**Exercise objective**
Reproduce this listing in full.

**Exercise material**
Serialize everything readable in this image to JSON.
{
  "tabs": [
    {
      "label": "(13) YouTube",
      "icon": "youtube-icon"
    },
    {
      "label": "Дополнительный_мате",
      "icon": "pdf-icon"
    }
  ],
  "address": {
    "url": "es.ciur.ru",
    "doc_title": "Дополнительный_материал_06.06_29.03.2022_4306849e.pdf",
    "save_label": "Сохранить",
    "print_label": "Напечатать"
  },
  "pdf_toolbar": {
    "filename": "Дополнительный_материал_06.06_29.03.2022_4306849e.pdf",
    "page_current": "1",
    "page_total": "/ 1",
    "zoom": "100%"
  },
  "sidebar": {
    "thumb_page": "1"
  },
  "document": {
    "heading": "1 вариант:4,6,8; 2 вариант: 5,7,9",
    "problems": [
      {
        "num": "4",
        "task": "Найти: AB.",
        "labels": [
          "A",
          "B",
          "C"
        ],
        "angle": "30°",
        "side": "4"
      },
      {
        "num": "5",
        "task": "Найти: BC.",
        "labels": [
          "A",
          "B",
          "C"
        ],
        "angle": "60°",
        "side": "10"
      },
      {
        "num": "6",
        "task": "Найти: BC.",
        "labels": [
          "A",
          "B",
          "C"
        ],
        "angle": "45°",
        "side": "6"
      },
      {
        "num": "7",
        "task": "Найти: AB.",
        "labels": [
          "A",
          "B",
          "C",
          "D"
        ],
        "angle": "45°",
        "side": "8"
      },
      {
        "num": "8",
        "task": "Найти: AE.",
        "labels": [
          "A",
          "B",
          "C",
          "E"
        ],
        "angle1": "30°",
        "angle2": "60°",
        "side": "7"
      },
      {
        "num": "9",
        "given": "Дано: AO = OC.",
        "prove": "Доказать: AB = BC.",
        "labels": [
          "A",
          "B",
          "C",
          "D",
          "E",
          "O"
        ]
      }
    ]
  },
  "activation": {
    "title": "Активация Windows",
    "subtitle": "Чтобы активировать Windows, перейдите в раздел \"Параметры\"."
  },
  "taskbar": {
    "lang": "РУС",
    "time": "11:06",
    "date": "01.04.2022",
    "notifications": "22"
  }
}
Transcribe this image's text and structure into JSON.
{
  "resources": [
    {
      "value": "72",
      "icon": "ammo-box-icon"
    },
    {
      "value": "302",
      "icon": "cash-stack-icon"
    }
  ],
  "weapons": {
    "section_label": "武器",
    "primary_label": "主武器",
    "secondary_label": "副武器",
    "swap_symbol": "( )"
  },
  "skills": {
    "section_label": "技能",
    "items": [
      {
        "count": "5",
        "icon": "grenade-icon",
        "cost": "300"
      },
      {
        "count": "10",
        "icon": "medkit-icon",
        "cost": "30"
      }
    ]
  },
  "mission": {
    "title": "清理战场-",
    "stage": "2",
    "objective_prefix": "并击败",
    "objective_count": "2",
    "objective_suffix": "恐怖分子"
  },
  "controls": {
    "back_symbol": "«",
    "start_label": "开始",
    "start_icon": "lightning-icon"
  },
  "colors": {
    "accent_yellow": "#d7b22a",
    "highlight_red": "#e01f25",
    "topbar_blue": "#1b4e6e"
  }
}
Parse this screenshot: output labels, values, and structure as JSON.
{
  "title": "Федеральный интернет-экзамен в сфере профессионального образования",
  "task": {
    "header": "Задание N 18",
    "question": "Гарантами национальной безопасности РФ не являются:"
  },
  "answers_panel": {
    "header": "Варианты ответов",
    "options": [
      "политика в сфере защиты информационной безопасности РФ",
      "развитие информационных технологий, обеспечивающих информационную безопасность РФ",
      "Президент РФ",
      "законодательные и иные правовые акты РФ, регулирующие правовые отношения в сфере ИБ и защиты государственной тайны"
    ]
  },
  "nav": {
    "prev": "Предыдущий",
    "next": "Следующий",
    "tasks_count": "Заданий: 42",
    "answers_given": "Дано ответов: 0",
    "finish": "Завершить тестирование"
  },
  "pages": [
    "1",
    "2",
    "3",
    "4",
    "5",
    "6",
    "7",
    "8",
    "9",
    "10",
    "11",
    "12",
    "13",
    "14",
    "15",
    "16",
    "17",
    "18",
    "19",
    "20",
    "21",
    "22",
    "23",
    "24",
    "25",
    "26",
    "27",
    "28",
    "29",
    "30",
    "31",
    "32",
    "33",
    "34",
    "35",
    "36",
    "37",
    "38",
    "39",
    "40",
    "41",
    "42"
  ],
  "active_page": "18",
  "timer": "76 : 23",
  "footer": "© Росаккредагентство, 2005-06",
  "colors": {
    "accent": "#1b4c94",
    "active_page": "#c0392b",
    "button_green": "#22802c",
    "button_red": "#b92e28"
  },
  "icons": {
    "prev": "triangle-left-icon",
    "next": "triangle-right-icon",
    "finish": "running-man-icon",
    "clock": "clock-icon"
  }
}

**Task solution**
Serialize everything readable in this image to JSON.
{
  "tabs": [
    {
      "label": "(13) YouTube",
      "icon": "youtube-icon"
    },
    {
      "label": "Дополнительный_мате",
      "icon": "pdf-icon"
    }
  ],
  "address": {
    "url": "es.ciur.ru",
    "doc_title": "Дополнительный_материал_06.06_29.03.2022_4306849e.pdf",
    "save_label": "Сохранить",
    "print_label": "Напечатать"
  },
  "pdf_toolbar": {
    "filename": "Дополнительный_материал_06.06_29.03.2022_4306849e.pdf",
    "page_current": "1",
    "page_total": "/ 1",
    "zoom": "100%"
  },
  "sidebar": {
    "thumb_page": "1"
  },
  "document": {
    "heading": "1 вариант:4,6,8; 2 вариант: 5,7,9",
    "problems": [
      {
        "num": "4",
        "task": "Найти: AB.",
        "labels": [
          "A",
          "B",
          "C"
        ],
        "angle": "30°",
        "side": "4"
      },
      {
        "num": "5",
        "task": "Найти: BC.",
        "labels": [
          "A",
          "B",
          "C"
        ],
        "angle": "60°",
        "side": "10"
      },
      {
        "num": "6",
        "task": "Найти: BC.",
        "labels": [
          "A",
          "B",
          "C"
        ],
        "angle": "45°",
        "side": "6"
      },
      {
        "num": "7",
        "task": "Найти: AB.",
        "labels": [
          "A",
          "B",
          "C",
          "D"
        ],
        "angle": "45°",
        "side": "8"
      },
      {
        "num": "8",
        "task": "Найти: AE.",
        "labels": [
          "A",
          "B",
          "C",
          "E"
        ],
        "angle1": "30°",
        "angle2": "60°",
        "side": "7"
      },
      {
        "num": "9",
        "given": "Дано: AO = OC.",
        "prove": "Доказать: AB = BC.",
        "labels": [
          "A",
          "B",
          "C",
          "D",
          "E",
          "O"
        ]
      }
    ]
  },
  "activation": {
    "title": "Активация Windows",
    "subtitle": "Чтобы активировать Windows, перейдите в раздел \"Параметры\"."
  },
  "taskbar": {
    "lang": "РУС",
    "time": "11:06",
    "date": "01.04.2022",
    "notifications": "22"
  }
}
Transcribe this image's text and structure into JSON.
{
  "resources": [
    {
      "value": "72",
      "icon": "ammo-box-icon"
    },
    {
      "value": "302",
      "icon": "cash-stack-icon"
    }
  ],
  "weapons": {
    "section_label": "武器",
    "primary_label": "主武器",
    "secondary_label": "副武器",
    "swap_symbol": "( )"
  },
  "skills": {
    "section_label": "技能",
    "items": [
      {
        "count": "5",
        "icon": "grenade-icon",
        "cost": "300"
      },
      {
        "count": "10",
        "icon": "medkit-icon",
        "cost": "30"
      }
    ]
  },
  "mission": {
    "title": "清理战场-",
    "stage": "2",
    "objective_prefix": "并击败",
    "objective_count": "2",
    "objective_suffix": "恐怖分子"
  },
  "controls": {
    "back_symbol": "«",
    "start_label": "开始",
    "start_icon": "lightning-icon"
  },
  "colors": {
    "accent_yellow": "#d7b22a",
    "highlight_red": "#e01f25",
    "topbar_blue": "#1b4e6e"
  }
}
Parse this screenshot: output labels, values, and structure as JSON.
{
  "title": "Федеральный интернет-экзамен в сфере профессионального образования",
  "task": {
    "header": "Задание N 18",
    "question": "Гарантами национальной безопасности РФ не являются:"
  },
  "answers_panel": {
    "header": "Варианты ответов",
    "options": [
      "политика в сфере защиты информационной безопасности РФ",
      "развитие информационных технологий, обеспечивающих информационную безопасность РФ",
      "Президент РФ",
      "законодательные и иные правовые акты РФ, регулирующие правовые отношения в сфере ИБ и защиты государственной тайны"
    ]
  },
  "nav": {
    "prev": "Предыдущий",
    "next": "Следующий",
    "tasks_count": "Заданий: 42",
    "answers_given": "Дано ответов: 0",
    "finish": "Завершить тестирование"
  },
  "pages": [
    "1",
    "2",
    "3",
    "4",
    "5",
    "6",
    "7",
    "8",
    "9",
    "10",
    "11",
    "12",
    "13",
    "14",
    "15",
    "16",
    "17",
    "18",
    "19",
    "20",
    "21",
    "22",
    "23",
    "24",
    "25",
    "26",
    "27",
    "28",
    "29",
    "30",
    "31",
    "32",
    "33",
    "34",
    "35",
    "36",
    "37",
    "38",
    "39",
    "40",
    "41",
    "42"
  ],
  "active_page": "18",
  "timer": "76 : 23",
  "footer": "© Росаккредагентство, 2005-06",
  "colors": {
    "accent": "#1b4c94",
    "active_page": "#c0392b",
    "button_green": "#22802c",
    "button_red": "#b92e28"
  },
  "icons": {
    "prev": "triangle-left-icon",
    "next": "triangle-right-icon",
    "finish": "running-man-icon",
    "clock": "clock-icon"
  }
}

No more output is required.